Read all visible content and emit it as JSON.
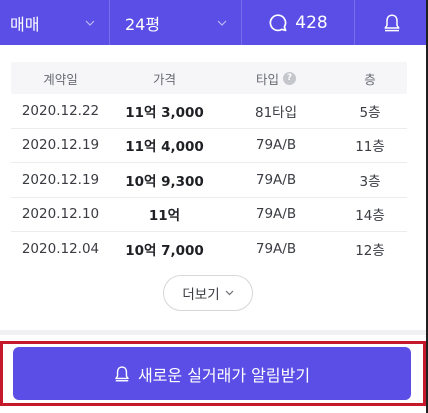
{
  "nav": {
    "deal_type": "매매",
    "size": "24평",
    "comment_count": "428"
  },
  "table": {
    "headers": {
      "date": "계약일",
      "price": "가격",
      "type": "타입",
      "floor": "층"
    },
    "rows": [
      {
        "date": "2020.12.22",
        "price": "11억 3,000",
        "type": "81타입",
        "floor": "5층"
      },
      {
        "date": "2020.12.19",
        "price": "11억 4,000",
        "type": "79A/B",
        "floor": "11층"
      },
      {
        "date": "2020.12.19",
        "price": "10억 9,300",
        "type": "79A/B",
        "floor": "3층"
      },
      {
        "date": "2020.12.10",
        "price": "11억",
        "type": "79A/B",
        "floor": "14층"
      },
      {
        "date": "2020.12.04",
        "price": "10억 7,000",
        "type": "79A/B",
        "floor": "12층"
      }
    ]
  },
  "more": {
    "label": "더보기"
  },
  "alert": {
    "label": "새로운 실거래가 알림받기"
  },
  "colors": {
    "primary": "#5a4ee6",
    "highlight_border": "#c5182b"
  },
  "icons": {
    "deal_chevron": "chevron-down-icon",
    "size_chevron": "chevron-down-icon",
    "comment": "comment-bubble-icon",
    "bell": "bell-icon",
    "help": "question-circle-icon",
    "more_chevron": "chevron-down-icon"
  }
}
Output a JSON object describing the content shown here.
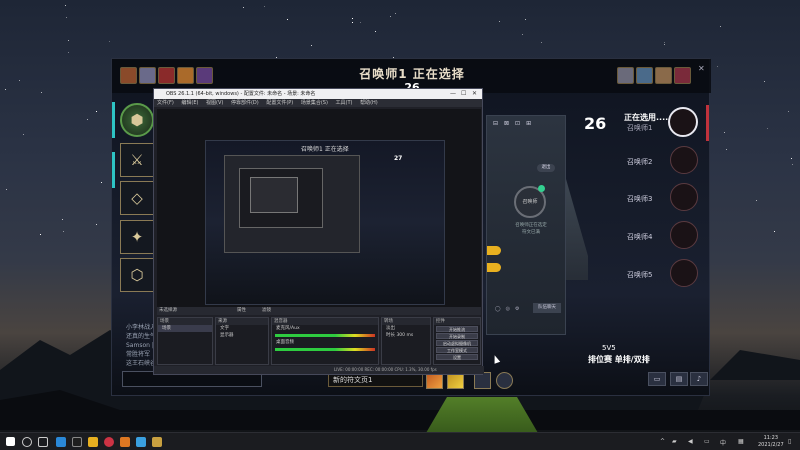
{
  "game": {
    "title": "召唤师1 正在选择",
    "timer": "26",
    "right_panel": {
      "count": "26",
      "status": "正在选用......",
      "players": [
        "召唤师1",
        "召唤师2",
        "召唤师3",
        "召唤师4",
        "召唤师5"
      ]
    },
    "chat_lines": [
      "小李林战入",
      "还真的生气",
      "Samson |",
      "常胜将军",
      "这王石峡谷"
    ],
    "mode_count": "5V5",
    "mode_label": "排位赛 单排/双排",
    "skin_select": "新的符文页1",
    "accent_color": "#c0323c",
    "lane_marker_color": "#2ec4c4"
  },
  "obs": {
    "title": "OBS 26.1.1 (64-bit, windows) - 配置文件: 未命名 - 场景: 未命名",
    "menu": [
      "文件(F)",
      "编辑(E)",
      "视图(V)",
      "停靠部件(D)",
      "配置文件(P)",
      "场景集合(S)",
      "工具(T)",
      "帮助(H)"
    ],
    "toolbar_left": "未选择源",
    "toolbar_mid1": "属性",
    "toolbar_mid2": "滤镜",
    "panels": {
      "scenes": {
        "header": "场景",
        "items": [
          "场景"
        ]
      },
      "sources": {
        "header": "来源",
        "items": [
          "文字",
          "显示器"
        ]
      },
      "mixer": {
        "header": "混音器",
        "ch1": "麦克风/Aux",
        "ch2": "桌面音频"
      },
      "transitions": {
        "header": "转场",
        "fade": "淡出",
        "duration_label": "时长",
        "duration": "300 ms"
      },
      "controls": {
        "header": "控件",
        "buttons": [
          "开始推流",
          "开始录制",
          "启动虚拟摄像机",
          "工作室模式",
          "设置",
          "退出"
        ]
      }
    },
    "status": "LIVE: 00:00:00   REC: 00:00:00   CPU: 1.3%, 30.00 fps",
    "inner_title": "召唤师1 正在选择",
    "inner_count": "27"
  },
  "float_panel": {
    "exit_pill": "退出",
    "ring_text": "召唤师",
    "caption1": "召唤师正在选定",
    "caption2": "符文已满",
    "bottom_btn": "队伍聊天"
  },
  "taskbar": {
    "time": "11:23",
    "date": "2021/2/27"
  }
}
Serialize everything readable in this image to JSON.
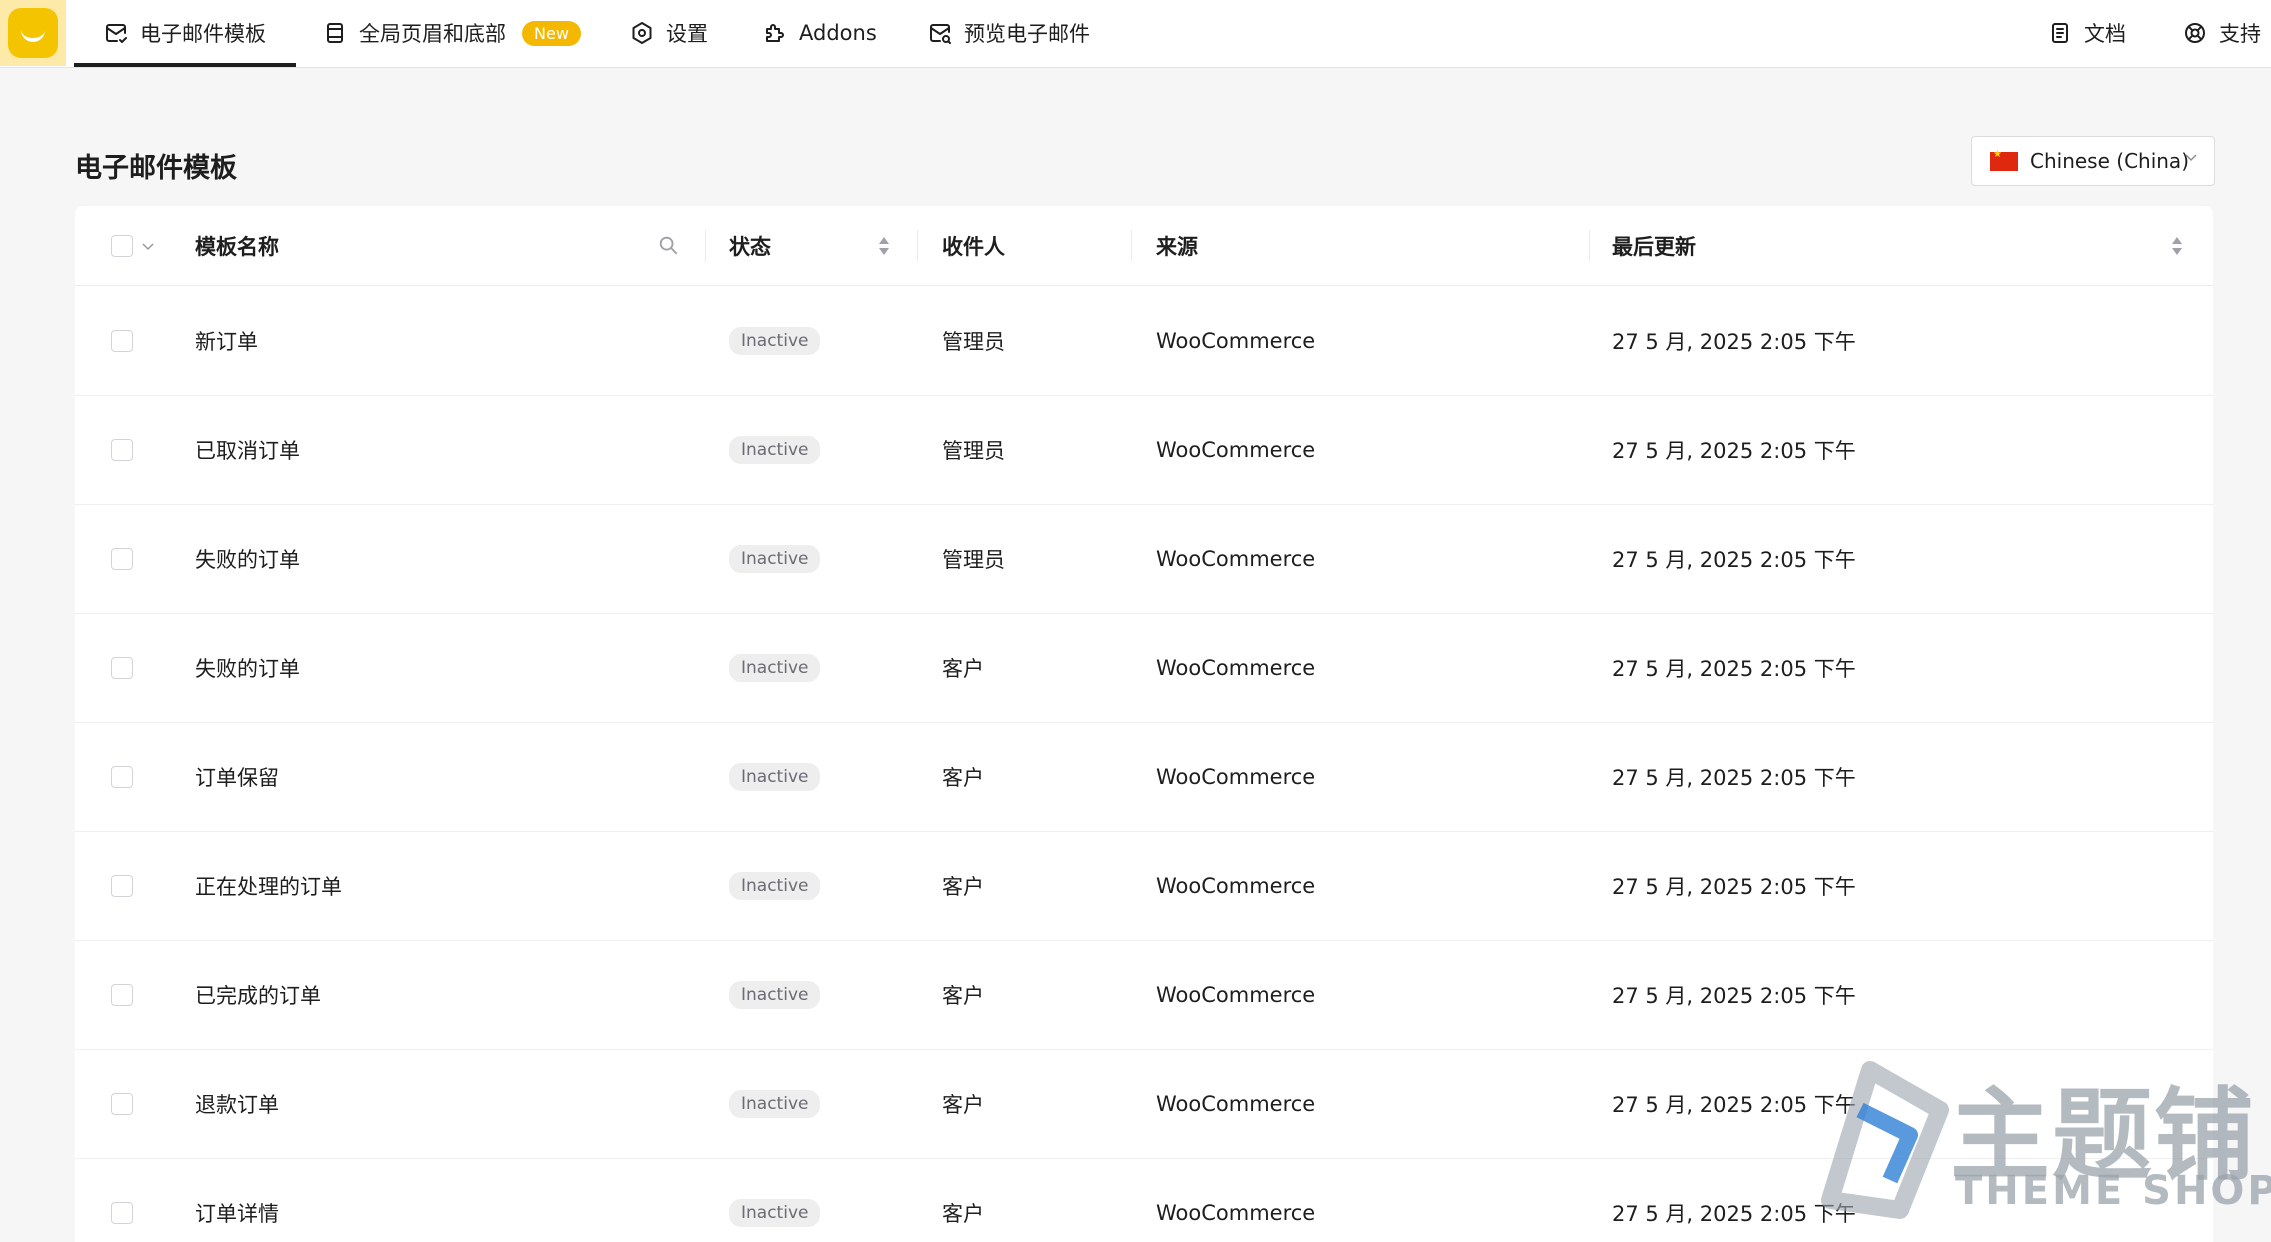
{
  "nav": {
    "tabs": [
      {
        "label": "电子邮件模板",
        "icon": "mail-check-icon"
      },
      {
        "label": "全局页眉和底部",
        "icon": "layout-icon",
        "badge": "New"
      },
      {
        "label": "设置",
        "icon": "settings-hex-icon"
      },
      {
        "label": "Addons",
        "icon": "puzzle-icon"
      },
      {
        "label": "预览电子邮件",
        "icon": "mail-search-icon"
      }
    ],
    "right": [
      {
        "label": "文档",
        "icon": "document-icon"
      },
      {
        "label": "支持",
        "icon": "lifebuoy-icon"
      }
    ]
  },
  "page": {
    "title": "电子邮件模板",
    "language": "Chinese (China)"
  },
  "table": {
    "columns": [
      "模板名称",
      "状态",
      "收件人",
      "来源",
      "最后更新"
    ],
    "rows": [
      {
        "name": "新订单",
        "status": "Inactive",
        "recipient": "管理员",
        "source": "WooCommerce",
        "updated": "27 5 月, 2025 2:05 下午"
      },
      {
        "name": "已取消订单",
        "status": "Inactive",
        "recipient": "管理员",
        "source": "WooCommerce",
        "updated": "27 5 月, 2025 2:05 下午"
      },
      {
        "name": "失败的订单",
        "status": "Inactive",
        "recipient": "管理员",
        "source": "WooCommerce",
        "updated": "27 5 月, 2025 2:05 下午"
      },
      {
        "name": "失败的订单",
        "status": "Inactive",
        "recipient": "客户",
        "source": "WooCommerce",
        "updated": "27 5 月, 2025 2:05 下午"
      },
      {
        "name": "订单保留",
        "status": "Inactive",
        "recipient": "客户",
        "source": "WooCommerce",
        "updated": "27 5 月, 2025 2:05 下午"
      },
      {
        "name": "正在处理的订单",
        "status": "Inactive",
        "recipient": "客户",
        "source": "WooCommerce",
        "updated": "27 5 月, 2025 2:05 下午"
      },
      {
        "name": "已完成的订单",
        "status": "Inactive",
        "recipient": "客户",
        "source": "WooCommerce",
        "updated": "27 5 月, 2025 2:05 下午"
      },
      {
        "name": "退款订单",
        "status": "Inactive",
        "recipient": "客户",
        "source": "WooCommerce",
        "updated": "27 5 月, 2025 2:05 下午"
      },
      {
        "name": "订单详情",
        "status": "Inactive",
        "recipient": "客户",
        "source": "WooCommerce",
        "updated": "27 5 月, 2025 2:05 下午"
      }
    ]
  },
  "watermark": {
    "main": "主题铺",
    "sub": "THEME SHOP"
  },
  "colors": {
    "accent": "#f5c400",
    "badge": "#f5b800",
    "background": "#f6f6f7"
  }
}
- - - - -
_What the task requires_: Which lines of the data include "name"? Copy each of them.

_Expected output_:
        "name": "新订单",
        "name": "已取消订单",
        "name": "失败的订单",
        "name": "失败的订单",
        "name": "订单保留",
        "name": "正在处理的订单",
        "name": "已完成的订单",
        "name": "退款订单",
        "name": "订单详情",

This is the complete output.